May 30, 2024

Medication Adherence

Medication adherence isrefers to the extent to which patients take their prescribed medications asinstructed by healthcare professionals. Adherence to medication is a crucial part of patient care andindispensable for reaching clinical goals.

Reasonsbehind  poor medication adherence

According to WHO, there are multiple factors leading to poor medication adherence, normally classified into five categories:

Socioeconomic Factors,

Therapy-Related Factors,

Patients-Related Factors,

Condition-Related Factors,

And Health System/Health Care Team- (Hct-)Related Factors.

Inaccurate estimation of medication adherence can lead to several problems which are potentially costly and dangerous in both settings.. Moreover, accurate estimates of medication adherence will provide better evidence on the consequences, predictors/risk factors, and strategies to improve medication adherence.  Adherence is a key factor associated with the effectiveness of all pharmacological therapies but is particularly critical for medications prescribed for chronic conditions. Patients with conditions such as hypertension, diabetes, or asthma require regular adherence to their medication regime to control their symptoms effectively. Failing to take medications as directed can lead to uncontrolled disease progression and potentially life-threatening complications.

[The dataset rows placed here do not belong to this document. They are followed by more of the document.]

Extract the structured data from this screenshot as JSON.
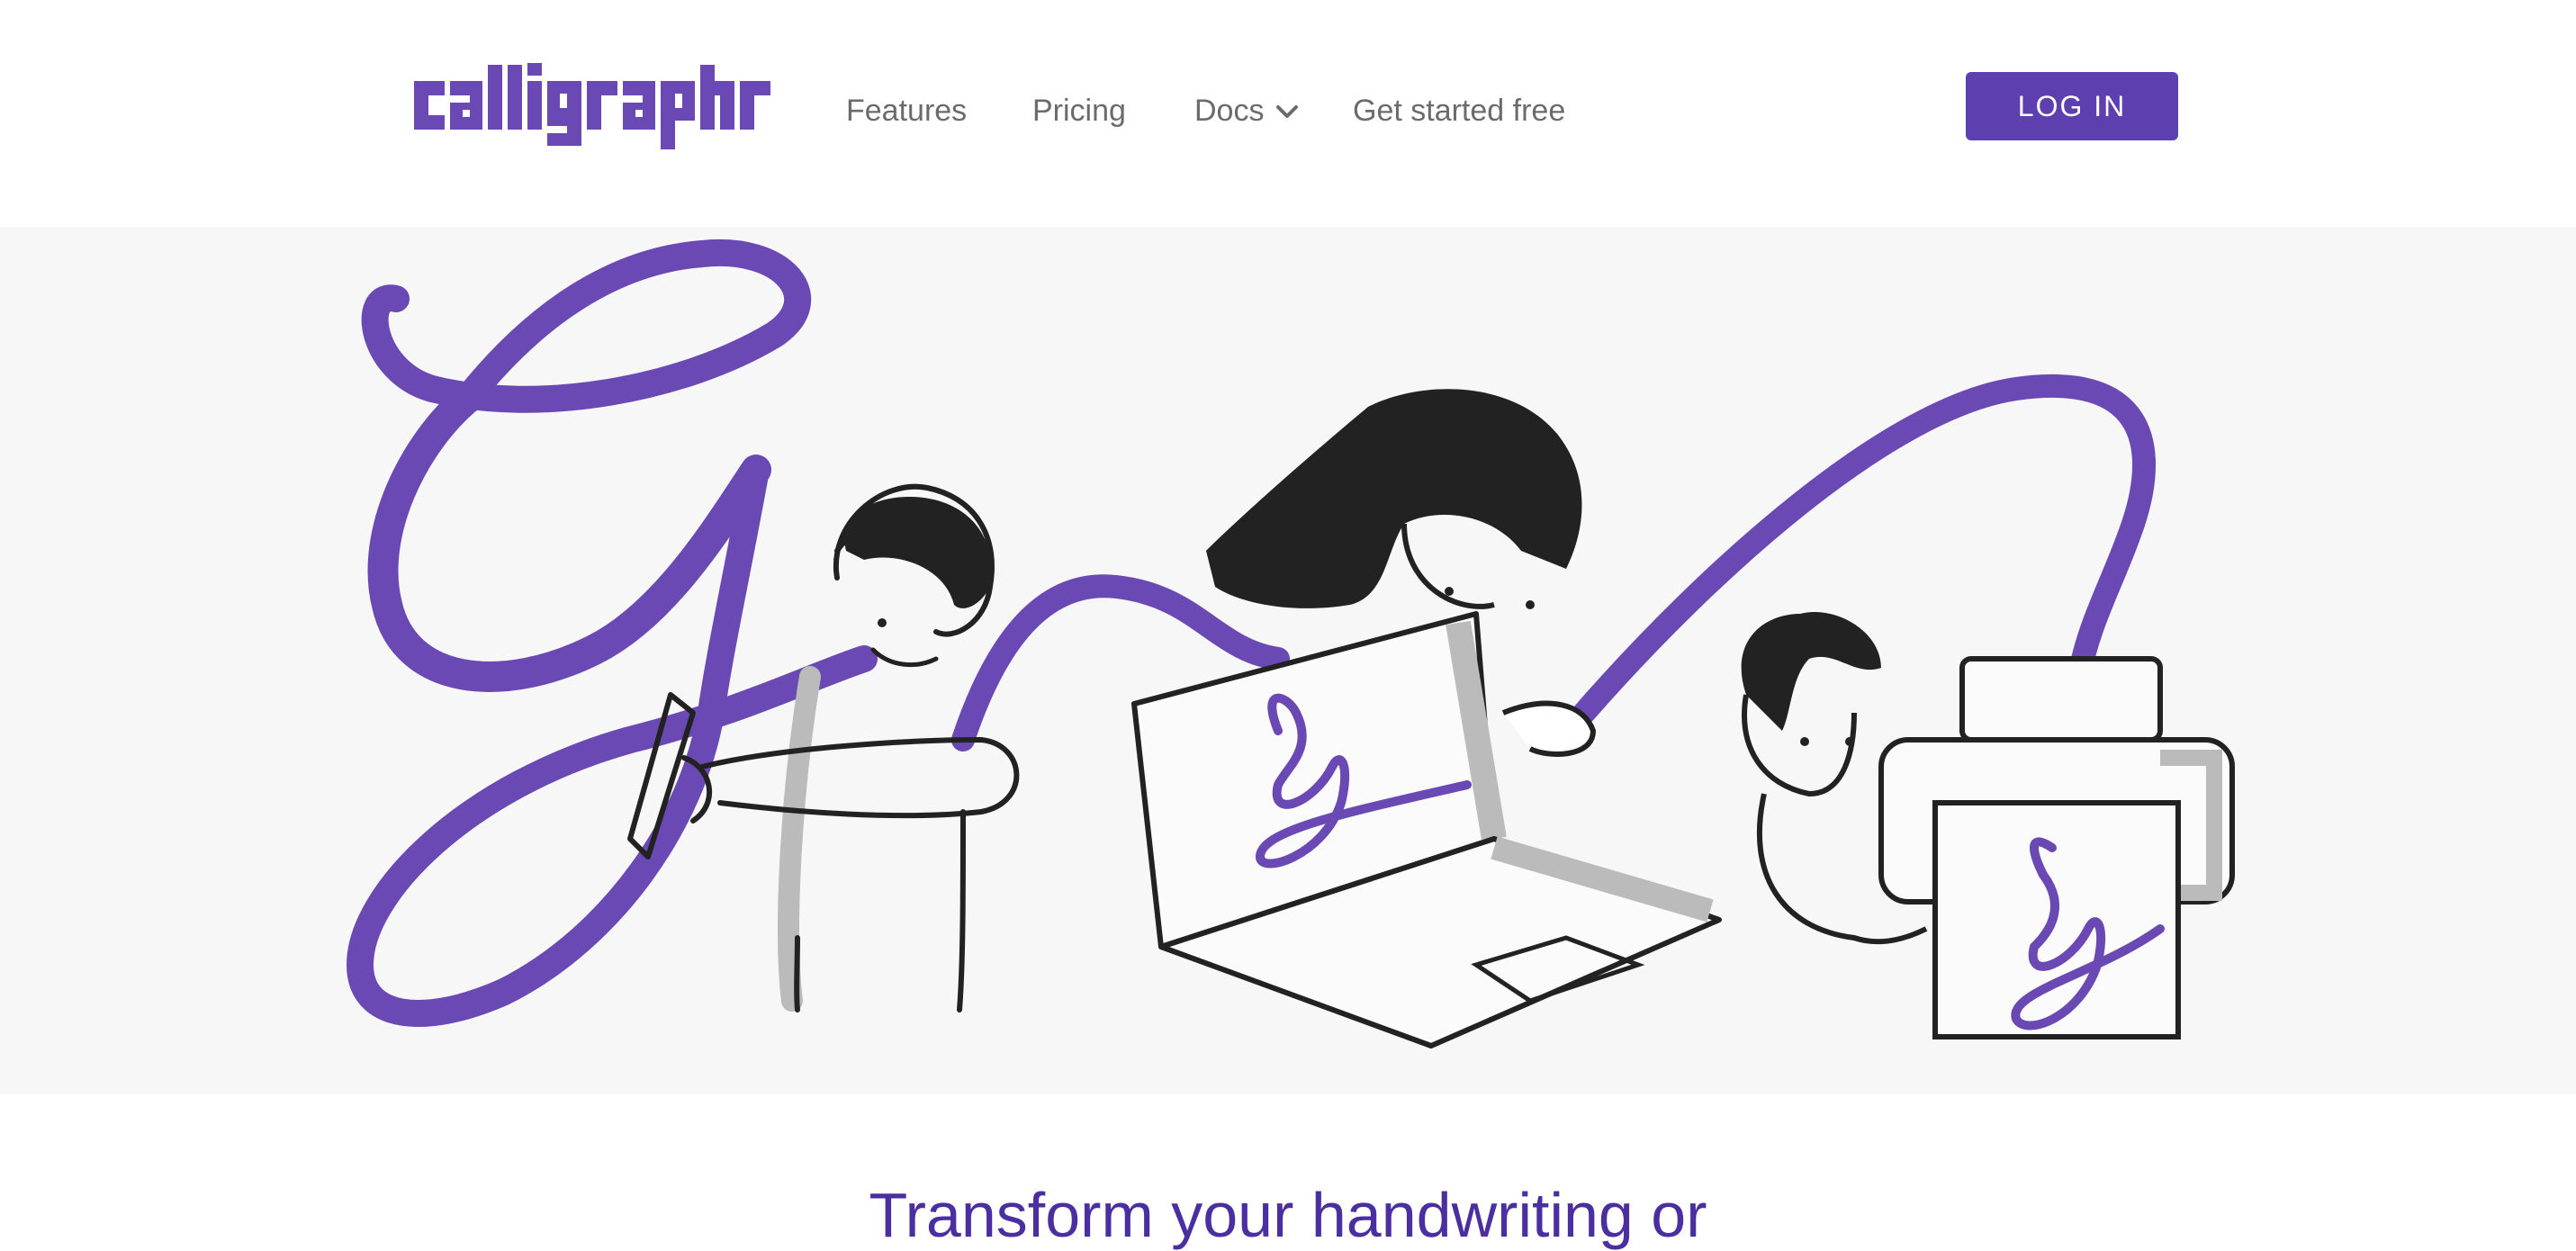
{
  "brand": {
    "name": "calligraphr",
    "accent": "#5e3fb0"
  },
  "nav": {
    "features": "Features",
    "pricing": "Pricing",
    "docs": "Docs",
    "docs_icon": "chevron-down-icon",
    "get_started": "Get started free"
  },
  "login": {
    "label": "LOG IN"
  },
  "hero": {
    "illustration": "hero-illustration",
    "headline": "Transform your handwriting or"
  }
}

Motivating patients by explaining the benefits, potential side effects, and the overall importance of treatment can significantly improve their medication adherence. Moreover, continuous support from healthcare professionals in monitoring and managing medication plans is crucial. By using the active voice in these sentences, we emphasize the significance of healthcare professionals' involvement and patients' active participation.
It is vital to address fore mentioned reasons.Interventions aimed at improving medication adherence encompass a multi-factorial approach. For instance, utilizing reminders such as phone alarms or pill organizers can help patients overcome forgetfulness. Involving family members in medication management can provide a support system and improve adherence levels. Educating patients about their conditions and the benefits of treatment through clear communication and visual aids can enhance understanding and acceptance.
Moreover, healthcare providers can collaborate with pharmacists to conduct medication reviews, ensuring dosage adjustments and reducing adverse effects.
In conclusion, medication adherence plays a critical role in optimal disease management. In order to address the issue effectively, healthcare providers must actively engage with patients, comprehend their barriers, and tailor interventions accordingly. By utilizing a wide array of tactics, including reminders, education, simplification, and collaboration, healthcare professionals can foster a culture of increased medication adherence, leading to better health outcomes for patients. Enhanced adherence rates will pave the way for improved disease control and overall well-being.